> [Task prompt]:
Where "name" appears in a line of the entries below, that line should be copied.

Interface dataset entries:
• • •
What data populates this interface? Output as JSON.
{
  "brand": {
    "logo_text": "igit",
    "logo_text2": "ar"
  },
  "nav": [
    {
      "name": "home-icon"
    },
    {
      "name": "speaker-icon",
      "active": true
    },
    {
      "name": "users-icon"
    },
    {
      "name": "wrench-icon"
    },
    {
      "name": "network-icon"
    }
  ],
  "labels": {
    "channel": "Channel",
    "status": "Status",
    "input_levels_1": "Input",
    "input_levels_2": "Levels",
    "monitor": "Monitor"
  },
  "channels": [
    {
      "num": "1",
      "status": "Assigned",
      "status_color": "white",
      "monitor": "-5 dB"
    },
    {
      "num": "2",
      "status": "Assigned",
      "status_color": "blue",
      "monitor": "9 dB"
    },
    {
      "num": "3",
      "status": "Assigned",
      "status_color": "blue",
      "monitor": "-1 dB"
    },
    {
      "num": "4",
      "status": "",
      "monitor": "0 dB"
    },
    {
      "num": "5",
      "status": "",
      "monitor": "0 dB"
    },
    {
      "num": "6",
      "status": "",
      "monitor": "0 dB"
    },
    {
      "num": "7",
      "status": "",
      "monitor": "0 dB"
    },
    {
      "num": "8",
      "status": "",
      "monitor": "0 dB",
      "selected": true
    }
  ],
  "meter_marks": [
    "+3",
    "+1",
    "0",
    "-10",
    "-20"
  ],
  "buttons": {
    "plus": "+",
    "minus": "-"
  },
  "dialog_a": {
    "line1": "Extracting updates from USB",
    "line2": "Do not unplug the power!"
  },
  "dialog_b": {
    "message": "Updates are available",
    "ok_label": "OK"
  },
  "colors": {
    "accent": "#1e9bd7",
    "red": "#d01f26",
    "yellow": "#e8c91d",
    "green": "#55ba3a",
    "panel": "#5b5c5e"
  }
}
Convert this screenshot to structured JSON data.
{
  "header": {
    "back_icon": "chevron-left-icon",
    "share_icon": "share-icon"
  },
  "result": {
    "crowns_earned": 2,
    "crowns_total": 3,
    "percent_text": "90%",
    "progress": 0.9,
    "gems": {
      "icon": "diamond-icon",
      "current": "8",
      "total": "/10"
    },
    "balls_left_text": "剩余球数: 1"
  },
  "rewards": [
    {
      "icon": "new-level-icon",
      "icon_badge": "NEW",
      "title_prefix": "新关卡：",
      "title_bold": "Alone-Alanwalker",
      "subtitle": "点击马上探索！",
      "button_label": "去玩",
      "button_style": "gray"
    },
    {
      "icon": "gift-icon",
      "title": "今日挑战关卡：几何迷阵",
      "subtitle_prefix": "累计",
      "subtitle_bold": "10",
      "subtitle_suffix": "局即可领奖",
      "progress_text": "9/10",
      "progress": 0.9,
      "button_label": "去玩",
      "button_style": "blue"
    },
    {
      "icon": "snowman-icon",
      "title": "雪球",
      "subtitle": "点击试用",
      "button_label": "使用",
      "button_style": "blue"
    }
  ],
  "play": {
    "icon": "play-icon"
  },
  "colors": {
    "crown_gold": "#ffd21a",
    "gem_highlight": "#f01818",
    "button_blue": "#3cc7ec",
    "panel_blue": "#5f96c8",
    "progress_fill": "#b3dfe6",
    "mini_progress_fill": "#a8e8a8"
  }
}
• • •
> [Your solution]:
      "name": "home-icon"
      "name": "speaker-icon",
      "name": "users-icon"
      "name": "wrench-icon"
      "name": "network-icon"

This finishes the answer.